To help build loyalty, globally known brands like Coke, Pepsi, and Red Bull are keeping pace with content marketing tactics. If you are a regular Content Marketing Institute reader, you’ve probably noticed we’ve kept a close eye on Coca-Cola’s Content 2020manifesto — a strategy that’s earned the brand praise from marketers across the web.
With this week’s unveiling of Coca-Cola Journey, we thought now might be a good time to take a look at how today’s soft drink market leaders put their own spin on content marketing.
The undisputed global king: Coca-Cola
The marketing team for Sprite famously claimed, “Image is nothing. Thirst is everything.” That ironic tagline wasn’t Coca-Cola’s first contribution to contemporary branding — and it won’t be the last.
On Monday, November 12, Coke launched its most recent foray into the battle of the beverages. Coca-Cola Journey is a reimagined version of an old website — a storytelling machine in online publication format. The new publication features company-specific content across nine categories, including all beverage brands owned by the Coca-Cola Company (like Sprite).
According to the New York Times:
“Four full-time employees are devoted to the corporate Web site, [Ashley] Brown [Coke’s Director for Digital Communications and Social Media] said. And content is also being created by 40 freelance writers and photographers, as well as ‘people throughout the Coke system, in marketing and public relations.’”

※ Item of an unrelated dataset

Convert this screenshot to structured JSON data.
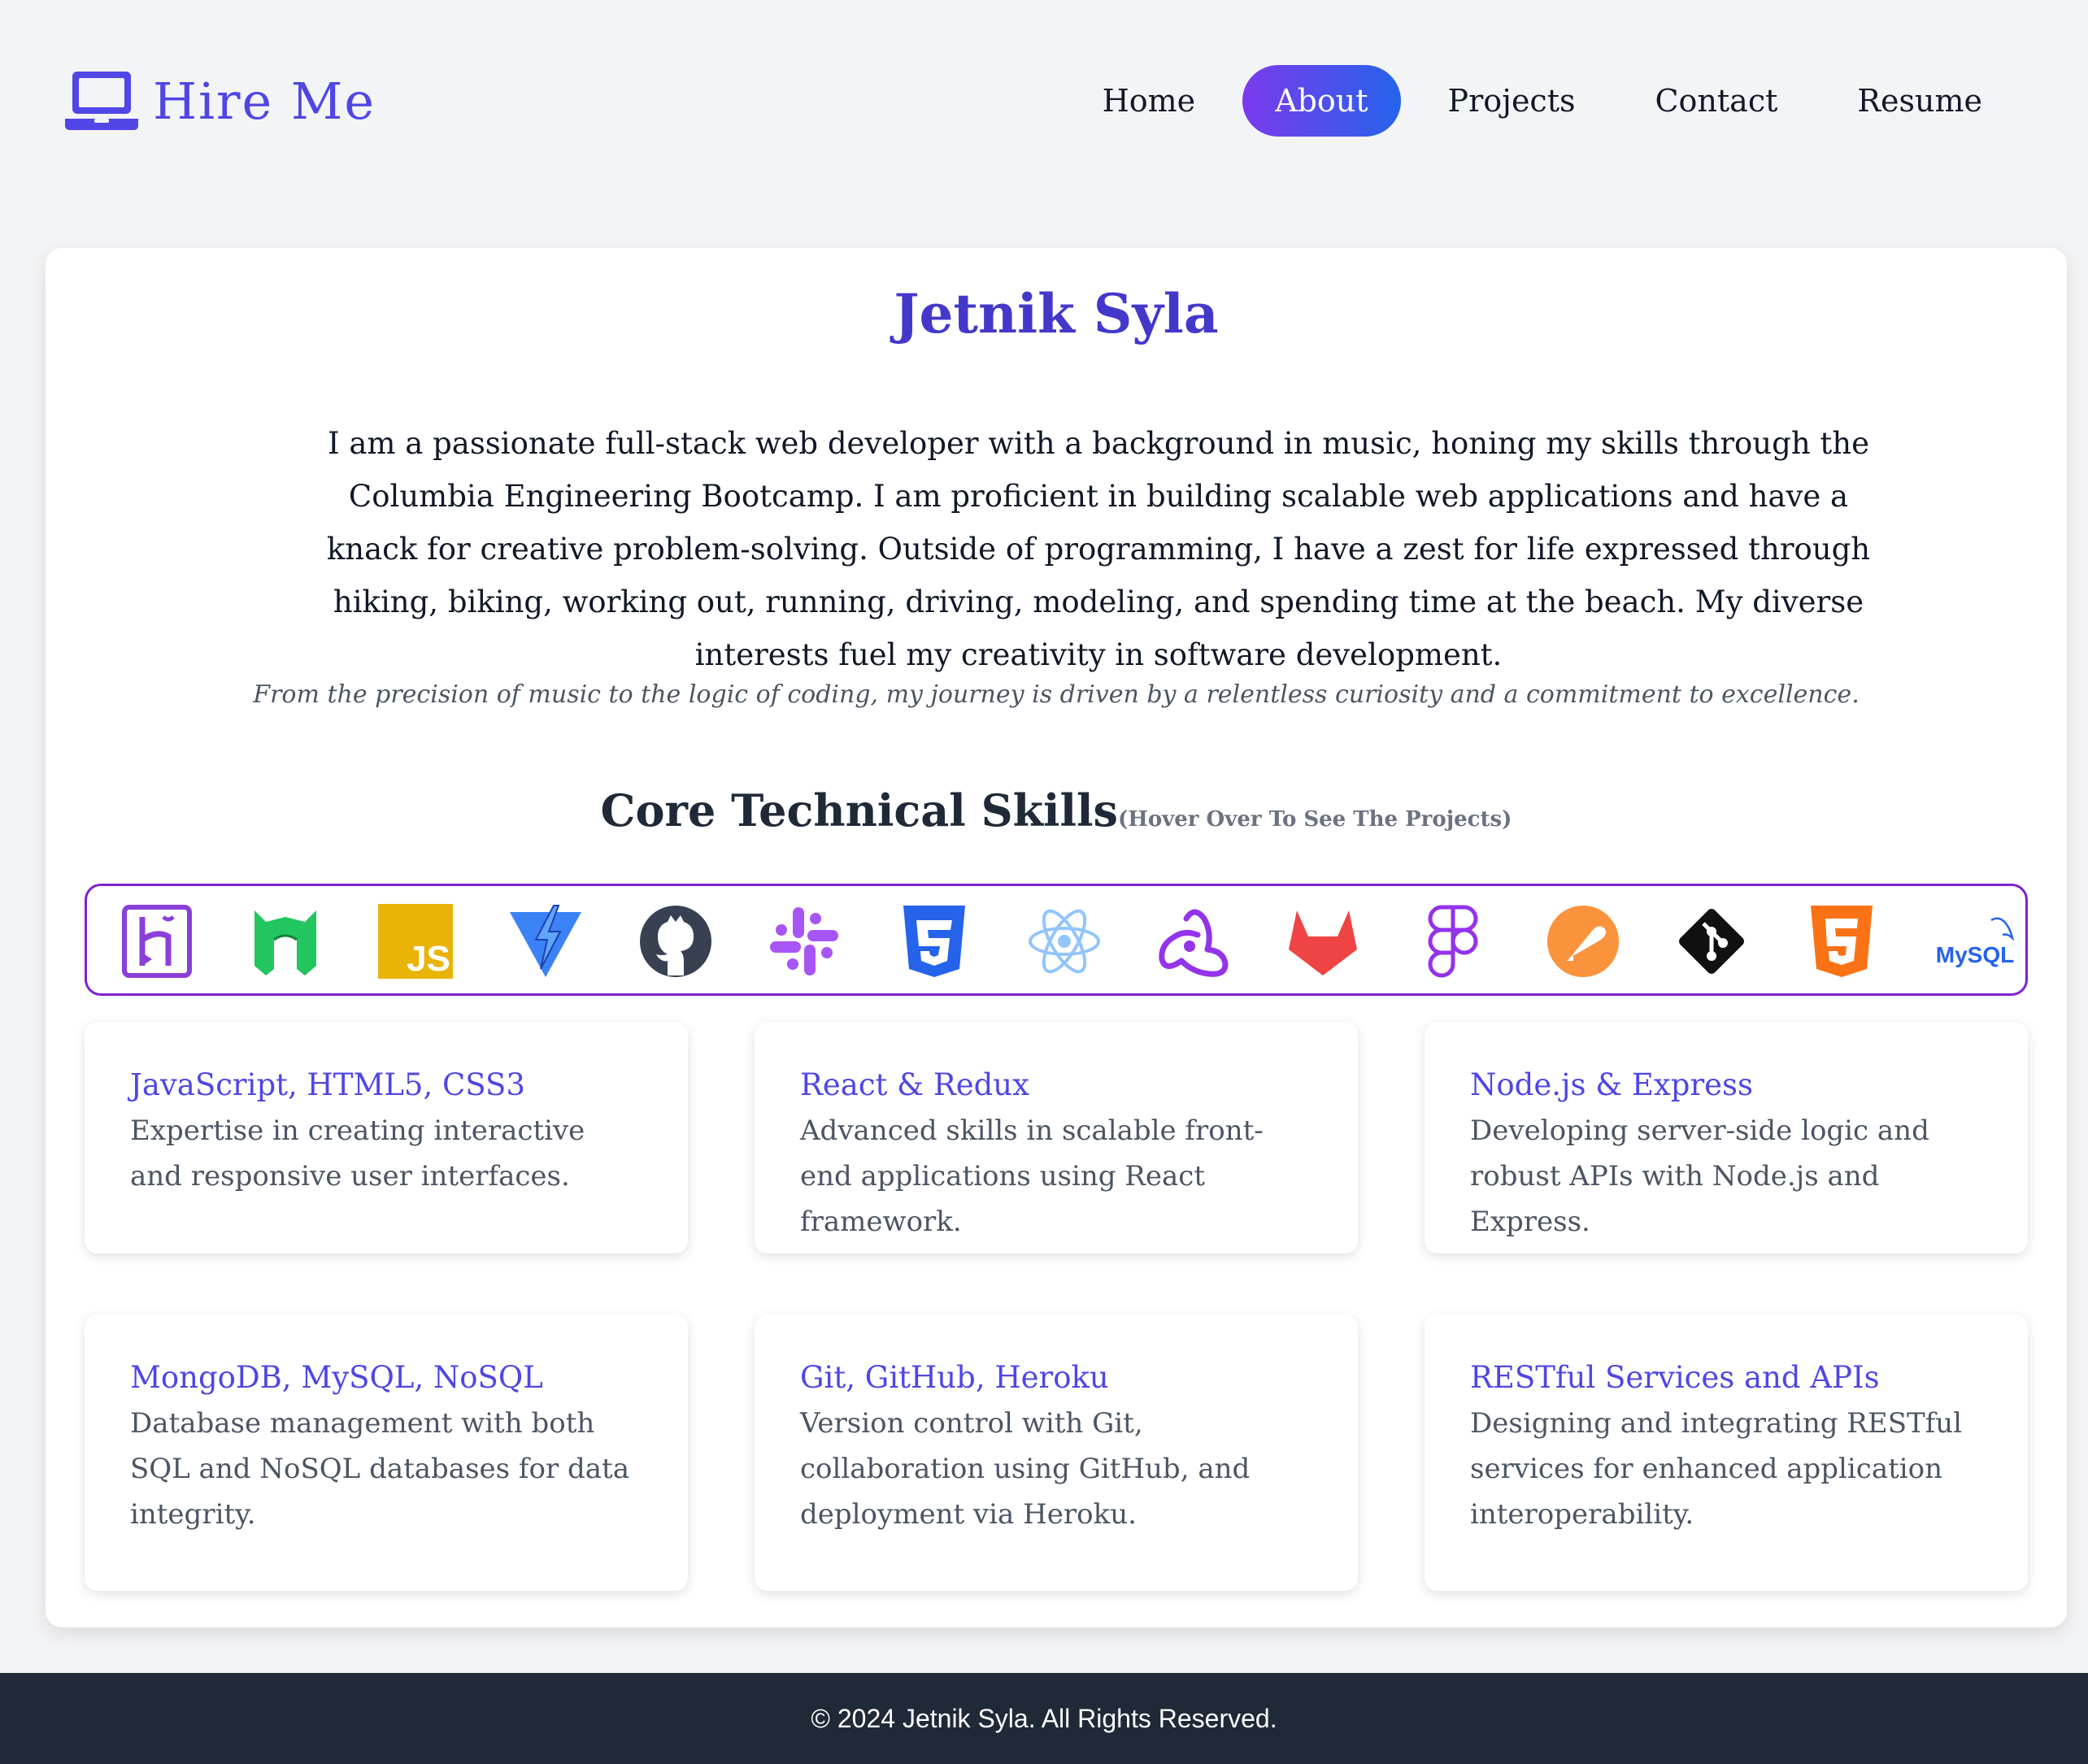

Prior to launching Journey, Coke outlined a new global direction for its brand strategy, meant to focus on creating content that tells the company’s story. Coca-Cola Content 2020 is an ambitious new campaign, and Journey represents the brand’s strong first step into becoming a true digital content machine.

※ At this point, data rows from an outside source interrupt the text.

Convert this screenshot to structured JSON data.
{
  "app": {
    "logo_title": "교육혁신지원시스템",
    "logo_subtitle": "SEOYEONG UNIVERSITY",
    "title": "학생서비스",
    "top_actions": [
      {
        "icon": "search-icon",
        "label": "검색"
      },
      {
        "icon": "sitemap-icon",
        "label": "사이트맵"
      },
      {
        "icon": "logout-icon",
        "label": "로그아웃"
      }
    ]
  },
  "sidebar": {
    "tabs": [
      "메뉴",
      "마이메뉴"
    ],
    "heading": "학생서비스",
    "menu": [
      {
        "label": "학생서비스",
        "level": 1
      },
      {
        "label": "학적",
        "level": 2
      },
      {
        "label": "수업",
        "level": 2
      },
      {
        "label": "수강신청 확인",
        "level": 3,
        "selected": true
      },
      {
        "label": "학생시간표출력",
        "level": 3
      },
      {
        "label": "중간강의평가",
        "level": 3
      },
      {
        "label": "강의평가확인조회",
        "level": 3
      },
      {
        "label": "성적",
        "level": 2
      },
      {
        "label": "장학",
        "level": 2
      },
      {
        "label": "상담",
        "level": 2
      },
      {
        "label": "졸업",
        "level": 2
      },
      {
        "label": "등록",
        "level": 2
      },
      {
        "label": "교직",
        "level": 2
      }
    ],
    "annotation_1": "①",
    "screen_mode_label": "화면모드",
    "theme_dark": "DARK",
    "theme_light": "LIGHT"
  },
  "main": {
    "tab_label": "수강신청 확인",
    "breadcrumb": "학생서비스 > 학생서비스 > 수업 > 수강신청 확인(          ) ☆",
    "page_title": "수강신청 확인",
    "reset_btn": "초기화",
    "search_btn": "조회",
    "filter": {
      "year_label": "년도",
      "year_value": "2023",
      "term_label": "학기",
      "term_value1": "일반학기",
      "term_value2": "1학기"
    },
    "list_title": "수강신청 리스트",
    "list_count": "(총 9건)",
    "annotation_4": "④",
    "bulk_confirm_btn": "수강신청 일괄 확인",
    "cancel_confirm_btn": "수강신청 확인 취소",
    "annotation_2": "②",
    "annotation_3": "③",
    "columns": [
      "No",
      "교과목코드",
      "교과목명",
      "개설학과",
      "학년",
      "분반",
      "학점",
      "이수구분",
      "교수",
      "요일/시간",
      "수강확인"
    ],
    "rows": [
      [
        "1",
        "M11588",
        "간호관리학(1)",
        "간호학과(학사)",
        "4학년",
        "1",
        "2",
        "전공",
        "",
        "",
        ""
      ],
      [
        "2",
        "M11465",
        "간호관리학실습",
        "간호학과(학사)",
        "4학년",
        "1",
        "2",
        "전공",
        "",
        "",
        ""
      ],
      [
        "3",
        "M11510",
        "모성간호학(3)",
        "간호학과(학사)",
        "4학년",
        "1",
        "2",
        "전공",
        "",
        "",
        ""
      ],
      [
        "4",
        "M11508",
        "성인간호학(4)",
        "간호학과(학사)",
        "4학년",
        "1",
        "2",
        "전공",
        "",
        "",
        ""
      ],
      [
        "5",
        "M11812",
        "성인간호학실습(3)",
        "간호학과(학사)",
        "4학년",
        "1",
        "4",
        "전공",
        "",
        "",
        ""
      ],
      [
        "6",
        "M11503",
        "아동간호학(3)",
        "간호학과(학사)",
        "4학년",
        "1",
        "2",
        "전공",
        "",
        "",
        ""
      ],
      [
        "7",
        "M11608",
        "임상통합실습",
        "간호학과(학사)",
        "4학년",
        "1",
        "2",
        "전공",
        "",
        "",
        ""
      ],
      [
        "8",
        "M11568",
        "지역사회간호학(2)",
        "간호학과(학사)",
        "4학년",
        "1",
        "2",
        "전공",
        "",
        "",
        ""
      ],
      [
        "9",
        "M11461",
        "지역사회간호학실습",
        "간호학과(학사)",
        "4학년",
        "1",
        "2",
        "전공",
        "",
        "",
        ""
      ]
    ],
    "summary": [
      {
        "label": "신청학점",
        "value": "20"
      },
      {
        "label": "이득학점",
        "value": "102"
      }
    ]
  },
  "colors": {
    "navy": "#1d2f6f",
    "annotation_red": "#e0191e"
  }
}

(Check out Robert Rose’s interview with Coca-Cola’s Jonathan Mildenhall, the architect of Content 2020.)
Coca-Cola’s content: What works

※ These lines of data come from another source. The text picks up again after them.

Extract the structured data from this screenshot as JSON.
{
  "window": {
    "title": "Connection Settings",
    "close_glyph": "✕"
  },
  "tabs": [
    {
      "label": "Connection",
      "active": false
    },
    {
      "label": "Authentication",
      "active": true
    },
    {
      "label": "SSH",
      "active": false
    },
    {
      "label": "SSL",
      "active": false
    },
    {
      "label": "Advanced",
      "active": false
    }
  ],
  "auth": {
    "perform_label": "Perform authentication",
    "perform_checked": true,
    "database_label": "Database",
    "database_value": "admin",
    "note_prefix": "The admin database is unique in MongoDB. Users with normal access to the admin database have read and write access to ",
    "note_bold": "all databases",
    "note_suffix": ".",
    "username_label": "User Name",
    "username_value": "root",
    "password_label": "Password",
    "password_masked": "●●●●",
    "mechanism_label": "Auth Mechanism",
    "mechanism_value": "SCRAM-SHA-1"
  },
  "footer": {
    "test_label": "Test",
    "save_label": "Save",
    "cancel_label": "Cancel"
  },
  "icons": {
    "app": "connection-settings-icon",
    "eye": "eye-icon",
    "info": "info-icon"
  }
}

The Coca-Cola Company has a deeply entrenched brand. For years, the company’s strategists and marketers have done incredible work defining and representing the brand across the entire enterprise, and Journey benefits from that work.
From related content recommendations to highlighting top performing articles, Coke has laid the framework for a successful brand-centric online publication. The site is a home both for the Coca-Cola story and the channels that tell that story, featuring quick links to the company’s branded blogs and other social media pages.
What to expect on the horizon
While the website debuted with tons of great content, it’s unclear if Journey will have fresh content on the website daily. A big question we hope to see answered before 2013 is whether or not Coke can keep content updated frequently enough to build and maintain an engaged audience.
While the brand journalism approach rings true, it would be nice to see additional engagement elements. Social shares are one thing — but content becomes truly impactful when it asks the reader what he or she can add to the conversation.
Backed by a seasoned marketing team and a strong vision, Journey will likely see its fair share of growing pains. Fortunately, Coca-Cola seems to have the resources and the determination to keep the site evolving as it tests what components work best for its audience.
What we can learn
We’ve said it before and we’ll say it again: Storytelling is the thread that ties your content together. Coca-Cola has a narrative so rich and extensive that it couldn’t possibly capture everything. Old or new, your brand has a narrative thread, too. Consider having a shorter history to be an opportunity to define your own story.